In the middle of it all, someone fetched David Alaba a chair. It was late, it had been a long week, his legs were weary and everyone were making a lot of noise, but this seat was not for sitting. This was for celebrating, his thing now, and so he took it and lifted it above his head. Back by popular demand, he emulated what he had done after that absurd comeback against Paris Saint Germain, a cheer went round the dressing room and his team-mates started singing: “That’s the way Madrid win!”
They had only gone and done it again, and this time it had taken the title. “It’s just three points, that’s the reality,” Nacho Fernández said standing pitchside when it was all finished bar the shouting, and there was a lot of that, but the reality was that the league was theirs, clinched their way. Four days after their implausible revival against Chelsea, Real Madrid came back from 2-0 to beat Sevilla 3-2 in a brilliant match at the Sánchez Pizjuán, the only remaining unbeaten home record over and the race as good as over with it.
A title winner in Italy, England, Germany and France, Carlo Ancelotti should now add Spain, a fifth different championship arriving via a second opportunity he never expected, a chance phone call about something completely different bringing him back to the Bernabéu. It might even arrive soon: Madrid don’t play next weekend – Saturday is the Copa del Rey final between Valencia and Betis – but by Sunday night they could be champions, if Barcelona slip up this week. Fifteen points clear with six games left, what little hope anyone else had slipped away late on Sunday night. Very lateSunday night.
It was Easter Sunday in the place where they take the passion of Christ more seriously than anywhere else, the orange blossom again turning Seville into the best-smelling city on earth, and a huge banner had covered one end at the Pizjuán. “They celebrated our death; they will fear our resurrection,” it read.
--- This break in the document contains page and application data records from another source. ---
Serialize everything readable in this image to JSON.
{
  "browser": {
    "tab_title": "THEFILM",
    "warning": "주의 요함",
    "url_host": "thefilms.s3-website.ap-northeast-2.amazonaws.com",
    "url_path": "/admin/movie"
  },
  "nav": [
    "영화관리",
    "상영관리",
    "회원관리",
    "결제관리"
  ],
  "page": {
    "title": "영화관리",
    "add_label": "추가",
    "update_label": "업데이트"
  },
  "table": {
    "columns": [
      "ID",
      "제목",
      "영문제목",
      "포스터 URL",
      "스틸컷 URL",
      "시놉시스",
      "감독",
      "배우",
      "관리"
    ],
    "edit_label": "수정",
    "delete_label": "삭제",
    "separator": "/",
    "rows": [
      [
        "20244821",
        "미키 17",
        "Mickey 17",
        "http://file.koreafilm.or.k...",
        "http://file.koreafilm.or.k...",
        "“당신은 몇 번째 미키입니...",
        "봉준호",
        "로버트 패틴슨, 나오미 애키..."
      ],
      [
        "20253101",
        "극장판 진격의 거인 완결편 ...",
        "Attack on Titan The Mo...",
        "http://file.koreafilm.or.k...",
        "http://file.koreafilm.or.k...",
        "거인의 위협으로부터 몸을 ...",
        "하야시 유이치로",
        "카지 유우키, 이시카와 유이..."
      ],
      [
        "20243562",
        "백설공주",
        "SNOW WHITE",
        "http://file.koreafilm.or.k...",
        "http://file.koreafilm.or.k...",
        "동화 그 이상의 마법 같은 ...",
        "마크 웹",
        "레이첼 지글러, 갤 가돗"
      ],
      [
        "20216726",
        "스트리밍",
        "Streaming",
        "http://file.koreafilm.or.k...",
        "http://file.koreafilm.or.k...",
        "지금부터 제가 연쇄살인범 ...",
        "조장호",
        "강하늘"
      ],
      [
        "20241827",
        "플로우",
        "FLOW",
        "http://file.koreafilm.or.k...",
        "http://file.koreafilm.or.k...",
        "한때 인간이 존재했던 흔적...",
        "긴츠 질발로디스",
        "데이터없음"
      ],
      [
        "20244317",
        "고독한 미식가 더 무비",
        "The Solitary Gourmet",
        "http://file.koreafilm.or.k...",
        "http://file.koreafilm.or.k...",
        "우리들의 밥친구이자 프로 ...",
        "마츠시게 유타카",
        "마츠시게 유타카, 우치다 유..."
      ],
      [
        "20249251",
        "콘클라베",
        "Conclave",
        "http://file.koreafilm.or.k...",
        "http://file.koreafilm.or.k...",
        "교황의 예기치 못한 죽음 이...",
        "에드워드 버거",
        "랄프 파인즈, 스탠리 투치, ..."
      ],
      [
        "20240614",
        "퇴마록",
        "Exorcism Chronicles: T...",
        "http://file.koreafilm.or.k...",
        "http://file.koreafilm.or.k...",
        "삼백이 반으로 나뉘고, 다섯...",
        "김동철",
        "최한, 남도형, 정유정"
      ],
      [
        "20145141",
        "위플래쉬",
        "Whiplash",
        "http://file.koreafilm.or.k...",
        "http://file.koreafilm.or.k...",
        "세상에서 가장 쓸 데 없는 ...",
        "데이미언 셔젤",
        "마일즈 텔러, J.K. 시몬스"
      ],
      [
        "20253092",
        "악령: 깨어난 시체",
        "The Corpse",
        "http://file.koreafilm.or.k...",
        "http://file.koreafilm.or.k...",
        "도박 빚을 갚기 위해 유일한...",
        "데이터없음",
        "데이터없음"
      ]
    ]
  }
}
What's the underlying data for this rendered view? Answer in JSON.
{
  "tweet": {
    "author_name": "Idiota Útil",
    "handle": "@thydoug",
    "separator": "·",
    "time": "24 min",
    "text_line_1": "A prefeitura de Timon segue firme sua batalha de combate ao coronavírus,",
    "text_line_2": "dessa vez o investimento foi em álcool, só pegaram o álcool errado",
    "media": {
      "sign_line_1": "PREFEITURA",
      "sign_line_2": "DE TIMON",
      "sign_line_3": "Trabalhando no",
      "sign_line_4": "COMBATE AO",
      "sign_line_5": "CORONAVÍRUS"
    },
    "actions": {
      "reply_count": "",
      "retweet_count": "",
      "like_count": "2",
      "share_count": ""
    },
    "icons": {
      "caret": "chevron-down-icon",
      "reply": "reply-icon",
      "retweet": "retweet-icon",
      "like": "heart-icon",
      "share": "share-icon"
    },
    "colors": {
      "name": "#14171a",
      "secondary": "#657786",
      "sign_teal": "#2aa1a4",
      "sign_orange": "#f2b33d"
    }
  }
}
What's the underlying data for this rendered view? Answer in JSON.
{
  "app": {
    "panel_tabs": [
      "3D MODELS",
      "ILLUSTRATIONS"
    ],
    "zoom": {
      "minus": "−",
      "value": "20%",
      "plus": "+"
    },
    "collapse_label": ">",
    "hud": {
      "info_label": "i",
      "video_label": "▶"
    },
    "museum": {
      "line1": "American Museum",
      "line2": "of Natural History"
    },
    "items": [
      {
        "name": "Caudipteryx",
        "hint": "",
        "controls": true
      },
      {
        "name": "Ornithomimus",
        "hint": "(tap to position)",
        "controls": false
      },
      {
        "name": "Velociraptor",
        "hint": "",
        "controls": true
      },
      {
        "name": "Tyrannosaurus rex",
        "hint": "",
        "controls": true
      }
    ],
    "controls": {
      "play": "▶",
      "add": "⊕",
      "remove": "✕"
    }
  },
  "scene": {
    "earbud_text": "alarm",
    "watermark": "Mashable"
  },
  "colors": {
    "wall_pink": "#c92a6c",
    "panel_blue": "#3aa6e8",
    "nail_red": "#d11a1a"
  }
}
They meant Sevilla of course – and there are two Jesuses in their team, etc and so on – but it was made for Madrid, always somehow standing there when the rock is rolled back.
That might have already been Madrid’s third, Thibaut Courtois sitting on the advertising boards at one end amiably chatting to Sevilla’s fans about a whether an earlier “goal” would be given, only for the VAR to decide that Vinicius had handled. Instead, with Julen Lopetegui frantically waving on the touchline, the third had to wait until Benzema finished off another neat move in the ninety-second minute. He then dashed towards the men on the bench as they ran towards him. Ancelotti clenched his fists and shouted. Alaba held his head in his hands. And players and staff piled in. To their right, Lopetegui looked broken.
They knew what it meant. “We’re a little closer,” Nacho said but it was a lot. This game, the covers of both Madrid papers had agreed on Sunday morning, was “half a league”, championship point or break point, as Diario AS put it. Barcelona and Sevilla had been handed hope and then had it taken away again. Rafa Mir had missed a glorious chance to end it at 2-1 only to head over but with eight minutes left Madrid were still losing. Had it stayed that way, they would have gone to Pamplona – not somewhere they enjoy – knowing that another defeat could have seen them reach the end of next weekend just three points ahead.